▶ _What you will do_: Word for word, restate all of the records.

▶ _Exercise input_:
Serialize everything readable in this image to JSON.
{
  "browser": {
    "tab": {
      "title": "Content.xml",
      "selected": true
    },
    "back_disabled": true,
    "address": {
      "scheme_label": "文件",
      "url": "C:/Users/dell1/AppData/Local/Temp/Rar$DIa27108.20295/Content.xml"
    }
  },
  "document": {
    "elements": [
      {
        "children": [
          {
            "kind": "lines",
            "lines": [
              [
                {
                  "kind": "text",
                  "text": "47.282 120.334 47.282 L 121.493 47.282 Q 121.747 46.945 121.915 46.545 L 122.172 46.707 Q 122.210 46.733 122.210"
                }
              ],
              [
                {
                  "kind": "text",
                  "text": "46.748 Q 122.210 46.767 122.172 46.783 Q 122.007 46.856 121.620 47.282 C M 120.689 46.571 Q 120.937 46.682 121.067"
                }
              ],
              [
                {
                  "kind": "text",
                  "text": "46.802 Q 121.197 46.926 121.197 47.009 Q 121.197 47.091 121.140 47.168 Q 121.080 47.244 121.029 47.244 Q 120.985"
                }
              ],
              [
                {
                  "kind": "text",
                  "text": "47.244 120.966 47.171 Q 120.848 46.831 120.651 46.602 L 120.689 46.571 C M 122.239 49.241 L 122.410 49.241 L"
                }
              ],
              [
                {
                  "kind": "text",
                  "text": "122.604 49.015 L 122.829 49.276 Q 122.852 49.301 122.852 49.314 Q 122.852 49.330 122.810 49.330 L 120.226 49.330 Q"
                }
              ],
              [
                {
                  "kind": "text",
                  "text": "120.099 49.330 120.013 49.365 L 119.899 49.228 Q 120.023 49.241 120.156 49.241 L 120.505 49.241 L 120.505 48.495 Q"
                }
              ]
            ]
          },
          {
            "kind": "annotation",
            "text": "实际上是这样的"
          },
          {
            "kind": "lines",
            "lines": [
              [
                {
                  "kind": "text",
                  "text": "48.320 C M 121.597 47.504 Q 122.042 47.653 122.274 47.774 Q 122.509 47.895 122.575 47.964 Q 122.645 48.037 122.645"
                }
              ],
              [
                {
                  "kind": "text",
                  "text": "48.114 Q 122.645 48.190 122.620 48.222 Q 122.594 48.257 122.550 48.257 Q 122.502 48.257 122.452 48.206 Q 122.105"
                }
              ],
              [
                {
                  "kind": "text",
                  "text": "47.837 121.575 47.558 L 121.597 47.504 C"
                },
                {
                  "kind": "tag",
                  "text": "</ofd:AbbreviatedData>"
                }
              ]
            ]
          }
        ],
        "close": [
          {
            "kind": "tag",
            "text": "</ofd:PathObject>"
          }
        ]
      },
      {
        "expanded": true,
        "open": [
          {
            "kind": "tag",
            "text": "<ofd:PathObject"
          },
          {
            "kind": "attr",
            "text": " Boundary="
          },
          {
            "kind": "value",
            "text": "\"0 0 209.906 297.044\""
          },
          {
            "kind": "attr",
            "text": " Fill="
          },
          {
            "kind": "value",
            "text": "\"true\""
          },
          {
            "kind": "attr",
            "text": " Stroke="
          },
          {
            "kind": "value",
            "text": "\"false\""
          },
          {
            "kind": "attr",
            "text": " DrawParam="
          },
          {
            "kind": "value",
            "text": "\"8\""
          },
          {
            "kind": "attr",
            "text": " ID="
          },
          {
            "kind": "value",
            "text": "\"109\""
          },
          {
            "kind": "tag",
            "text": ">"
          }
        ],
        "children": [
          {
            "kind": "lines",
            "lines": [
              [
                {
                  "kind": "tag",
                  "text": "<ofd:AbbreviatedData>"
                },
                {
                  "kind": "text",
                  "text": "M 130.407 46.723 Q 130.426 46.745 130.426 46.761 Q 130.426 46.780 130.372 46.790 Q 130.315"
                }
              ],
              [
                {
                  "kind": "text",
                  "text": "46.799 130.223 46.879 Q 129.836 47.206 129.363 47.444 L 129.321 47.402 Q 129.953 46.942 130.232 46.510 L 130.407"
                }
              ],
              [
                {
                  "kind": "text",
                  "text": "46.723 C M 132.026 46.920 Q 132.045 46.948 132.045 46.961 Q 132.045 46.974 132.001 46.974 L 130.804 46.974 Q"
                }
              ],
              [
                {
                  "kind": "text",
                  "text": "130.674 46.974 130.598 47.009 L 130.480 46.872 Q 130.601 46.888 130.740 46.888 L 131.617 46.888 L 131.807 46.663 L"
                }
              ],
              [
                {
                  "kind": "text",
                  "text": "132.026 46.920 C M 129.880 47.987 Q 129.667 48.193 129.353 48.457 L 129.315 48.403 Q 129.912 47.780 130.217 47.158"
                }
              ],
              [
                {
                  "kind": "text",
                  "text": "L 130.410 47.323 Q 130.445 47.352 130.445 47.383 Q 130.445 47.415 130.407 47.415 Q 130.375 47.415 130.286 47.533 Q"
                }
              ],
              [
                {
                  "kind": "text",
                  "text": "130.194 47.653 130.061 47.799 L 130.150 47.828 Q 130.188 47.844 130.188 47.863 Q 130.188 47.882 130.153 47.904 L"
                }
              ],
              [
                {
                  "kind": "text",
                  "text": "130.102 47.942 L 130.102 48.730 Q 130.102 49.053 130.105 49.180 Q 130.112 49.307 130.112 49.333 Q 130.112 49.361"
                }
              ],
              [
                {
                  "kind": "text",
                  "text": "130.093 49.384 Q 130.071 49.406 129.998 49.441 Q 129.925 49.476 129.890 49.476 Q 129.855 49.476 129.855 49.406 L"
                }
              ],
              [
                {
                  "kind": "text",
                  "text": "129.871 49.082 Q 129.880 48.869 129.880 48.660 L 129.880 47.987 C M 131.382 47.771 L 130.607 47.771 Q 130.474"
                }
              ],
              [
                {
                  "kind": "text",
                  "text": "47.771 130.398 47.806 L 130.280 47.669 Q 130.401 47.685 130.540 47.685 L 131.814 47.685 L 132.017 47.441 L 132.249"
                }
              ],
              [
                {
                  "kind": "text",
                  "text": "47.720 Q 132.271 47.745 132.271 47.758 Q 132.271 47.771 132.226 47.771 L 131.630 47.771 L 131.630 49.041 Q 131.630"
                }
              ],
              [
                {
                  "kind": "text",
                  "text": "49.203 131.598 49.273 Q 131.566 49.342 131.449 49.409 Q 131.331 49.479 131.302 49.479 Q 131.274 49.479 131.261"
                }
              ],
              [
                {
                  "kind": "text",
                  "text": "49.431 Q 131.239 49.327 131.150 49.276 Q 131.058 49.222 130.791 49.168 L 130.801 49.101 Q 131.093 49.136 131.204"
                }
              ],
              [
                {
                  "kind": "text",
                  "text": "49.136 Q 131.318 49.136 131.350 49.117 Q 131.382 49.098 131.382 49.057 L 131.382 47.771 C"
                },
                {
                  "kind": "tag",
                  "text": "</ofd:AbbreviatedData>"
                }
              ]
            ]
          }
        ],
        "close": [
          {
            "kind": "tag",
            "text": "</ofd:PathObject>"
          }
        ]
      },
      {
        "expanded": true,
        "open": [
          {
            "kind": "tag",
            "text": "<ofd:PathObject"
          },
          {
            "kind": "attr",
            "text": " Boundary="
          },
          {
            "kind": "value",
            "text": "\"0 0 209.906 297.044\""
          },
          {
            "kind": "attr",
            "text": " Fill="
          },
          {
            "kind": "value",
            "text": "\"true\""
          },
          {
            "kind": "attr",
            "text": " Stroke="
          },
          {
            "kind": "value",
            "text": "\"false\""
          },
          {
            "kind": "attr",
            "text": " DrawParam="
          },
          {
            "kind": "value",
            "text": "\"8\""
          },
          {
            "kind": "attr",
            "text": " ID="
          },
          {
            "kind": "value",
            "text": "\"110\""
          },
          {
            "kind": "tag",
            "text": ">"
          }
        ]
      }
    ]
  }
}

▶ _Response for this exercise_:
Serialize everything readable in this image to JSON.
{
  "browser": {
    "tab": {
      "title": "Content.xml",
      "selected": true
    },
    "back_disabled": true,
    "address": {
      "scheme_label": "文件",
      "url": "C:/Users/dell1/AppData/Local/Temp/Rar$DIa27108.20295/Content.xml"
    }
  },
  "document": {
    "elements": [
      {
        "children": [
          {
            "kind": "lines",
            "lines": [
              [
                {
                  "kind": "text",
                  "text": "47.282 120.334 47.282 L 121.493 47.282 Q 121.747 46.945 121.915 46.545 L 122.172 46.707 Q 122.210 46.733 122.210"
                }
              ],
              [
                {
                  "kind": "text",
                  "text": "46.748 Q 122.210 46.767 122.172 46.783 Q 122.007 46.856 121.620 47.282 C M 120.689 46.571 Q 120.937 46.682 121.067"
                }
              ],
              [
                {
                  "kind": "text",
                  "text": "46.802 Q 121.197 46.926 121.197 47.009 Q 121.197 47.091 121.140 47.168 Q 121.080 47.244 121.029 47.244 Q 120.985"
                }
              ],
              [
                {
                  "kind": "text",
                  "text": "47.244 120.966 47.171 Q 120.848 46.831 120.651 46.602 L 120.689 46.571 C M 122.239 49.241 L 122.410 49.241 L"
                }
              ],
              [
                {
                  "kind": "text",
                  "text": "122.604 49.015 L 122.829 49.276 Q 122.852 49.301 122.852 49.314 Q 122.852 49.330 122.810 49.330 L 120.226 49.330 Q"
                }
              ],
              [
                {
                  "kind": "text",
                  "text": "120.099 49.330 120.013 49.365 L 119.899 49.228 Q 120.023 49.241 120.156 49.241 L 120.505 49.241 L 120.505 48.495 Q"
                }
              ]
            ]
          },
          {
            "kind": "annotation",
            "text": "实际上是这样的"
          },
          {
            "kind": "lines",
            "lines": [
              [
                {
                  "kind": "text",
                  "text": "48.320 C M 121.597 47.504 Q 122.042 47.653 122.274 47.774 Q 122.509 47.895 122.575 47.964 Q 122.645 48.037 122.645"
                }
              ],
              [
                {
                  "kind": "text",
                  "text": "48.114 Q 122.645 48.190 122.620 48.222 Q 122.594 48.257 122.550 48.257 Q 122.502 48.257 122.452 48.206 Q 122.105"
                }
              ],
              [
                {
                  "kind": "text",
                  "text": "47.837 121.575 47.558 L 121.597 47.504 C"
                },
                {
                  "kind": "tag",
                  "text": "</ofd:AbbreviatedData>"
                }
              ]
            ]
          }
        ],
        "close": [
          {
            "kind": "tag",
            "text": "</ofd:PathObject>"
          }
        ]
      },
      {
        "expanded": true,
        "open": [
          {
            "kind": "tag",
            "text": "<ofd:PathObject"
          },
          {
            "kind": "attr",
            "text": " Boundary="
          },
          {
            "kind": "value",
            "text": "\"0 0 209.906 297.044\""
          },
          {
            "kind": "attr",
            "text": " Fill="
          },
          {
            "kind": "value",
            "text": "\"true\""
          },
          {
            "kind": "attr",
            "text": " Stroke="
          },
          {
            "kind": "value",
            "text": "\"false\""
          },
          {
            "kind": "attr",
            "text": " DrawParam="
          },
          {
            "kind": "value",
            "text": "\"8\""
          },
          {
            "kind": "attr",
            "text": " ID="
          },
          {
            "kind": "value",
            "text": "\"109\""
          },
          {
            "kind": "tag",
            "text": ">"
          }
        ],
        "children": [
          {
            "kind": "lines",
            "lines": [
              [
                {
                  "kind": "tag",
                  "text": "<ofd:AbbreviatedData>"
                },
                {
                  "kind": "text",
                  "text": "M 130.407 46.723 Q 130.426 46.745 130.426 46.761 Q 130.426 46.780 130.372 46.790 Q 130.315"
                }
              ],
              [
                {
                  "kind": "text",
                  "text": "46.799 130.223 46.879 Q 129.836 47.206 129.363 47.444 L 129.321 47.402 Q 129.953 46.942 130.232 46.510 L 130.407"
                }
              ],
              [
                {
                  "kind": "text",
                  "text": "46.723 C M 132.026 46.920 Q 132.045 46.948 132.045 46.961 Q 132.045 46.974 132.001 46.974 L 130.804 46.974 Q"
                }
              ],
              [
                {
                  "kind": "text",
                  "text": "130.674 46.974 130.598 47.009 L 130.480 46.872 Q 130.601 46.888 130.740 46.888 L 131.617 46.888 L 131.807 46.663 L"
                }
              ],
              [
                {
                  "kind": "text",
                  "text": "132.026 46.920 C M 129.880 47.987 Q 129.667 48.193 129.353 48.457 L 129.315 48.403 Q 129.912 47.780 130.217 47.158"
                }
              ],
              [
                {
                  "kind": "text",
                  "text": "L 130.410 47.323 Q 130.445 47.352 130.445 47.383 Q 130.445 47.415 130.407 47.415 Q 130.375 47.415 130.286 47.533 Q"
                }
              ],
              [
                {
                  "kind": "text",
                  "text": "130.194 47.653 130.061 47.799 L 130.150 47.828 Q 130.188 47.844 130.188 47.863 Q 130.188 47.882 130.153 47.904 L"
                }
              ],
              [
                {
                  "kind": "text",
                  "text": "130.102 47.942 L 130.102 48.730 Q 130.102 49.053 130.105 49.180 Q 130.112 49.307 130.112 49.333 Q 130.112 49.361"
                }
              ],
              [
                {
                  "kind": "text",
                  "text": "130.093 49.384 Q 130.071 49.406 129.998 49.441 Q 129.925 49.476 129.890 49.476 Q 129.855 49.476 129.855 49.406 L"
                }
              ],
              [
                {
                  "kind": "text",
                  "text": "129.871 49.082 Q 129.880 48.869 129.880 48.660 L 129.880 47.987 C M 131.382 47.771 L 130.607 47.771 Q 130.474"
                }
              ],
              [
                {
                  "kind": "text",
                  "text": "47.771 130.398 47.806 L 130.280 47.669 Q 130.401 47.685 130.540 47.685 L 131.814 47.685 L 132.017 47.441 L 132.249"
                }
              ],
              [
                {
                  "kind": "text",
                  "text": "47.720 Q 132.271 47.745 132.271 47.758 Q 132.271 47.771 132.226 47.771 L 131.630 47.771 L 131.630 49.041 Q 131.630"
                }
              ],
              [
                {
                  "kind": "text",
                  "text": "49.203 131.598 49.273 Q 131.566 49.342 131.449 49.409 Q 131.331 49.479 131.302 49.479 Q 131.274 49.479 131.261"
                }
              ],
              [
                {
                  "kind": "text",
                  "text": "49.431 Q 131.239 49.327 131.150 49.276 Q 131.058 49.222 130.791 49.168 L 130.801 49.101 Q 131.093 49.136 131.204"
                }
              ],
              [
                {
                  "kind": "text",
                  "text": "49.136 Q 131.318 49.136 131.350 49.117 Q 131.382 49.098 131.382 49.057 L 131.382 47.771 C"
                },
                {
                  "kind": "tag",
                  "text": "</ofd:AbbreviatedData>"
                }
              ]
            ]
          }
        ],
        "close": [
          {
            "kind": "tag",
            "text": "</ofd:PathObject>"
          }
        ]
      },
      {
        "expanded": true,
        "open": [
          {
            "kind": "tag",
            "text": "<ofd:PathObject"
          },
          {
            "kind": "attr",
            "text": " Boundary="
          },
          {
            "kind": "value",
            "text": "\"0 0 209.906 297.044\""
          },
          {
            "kind": "attr",
            "text": " Fill="
          },
          {
            "kind": "value",
            "text": "\"true\""
          },
          {
            "kind": "attr",
            "text": " Stroke="
          },
          {
            "kind": "value",
            "text": "\"false\""
          },
          {
            "kind": "attr",
            "text": " DrawParam="
          },
          {
            "kind": "value",
            "text": "\"8\""
          },
          {
            "kind": "attr",
            "text": " ID="
          },
          {
            "kind": "value",
            "text": "\"110\""
          },
          {
            "kind": "tag",
            "text": ">"
          }
        ]
      }
    ]
  }
}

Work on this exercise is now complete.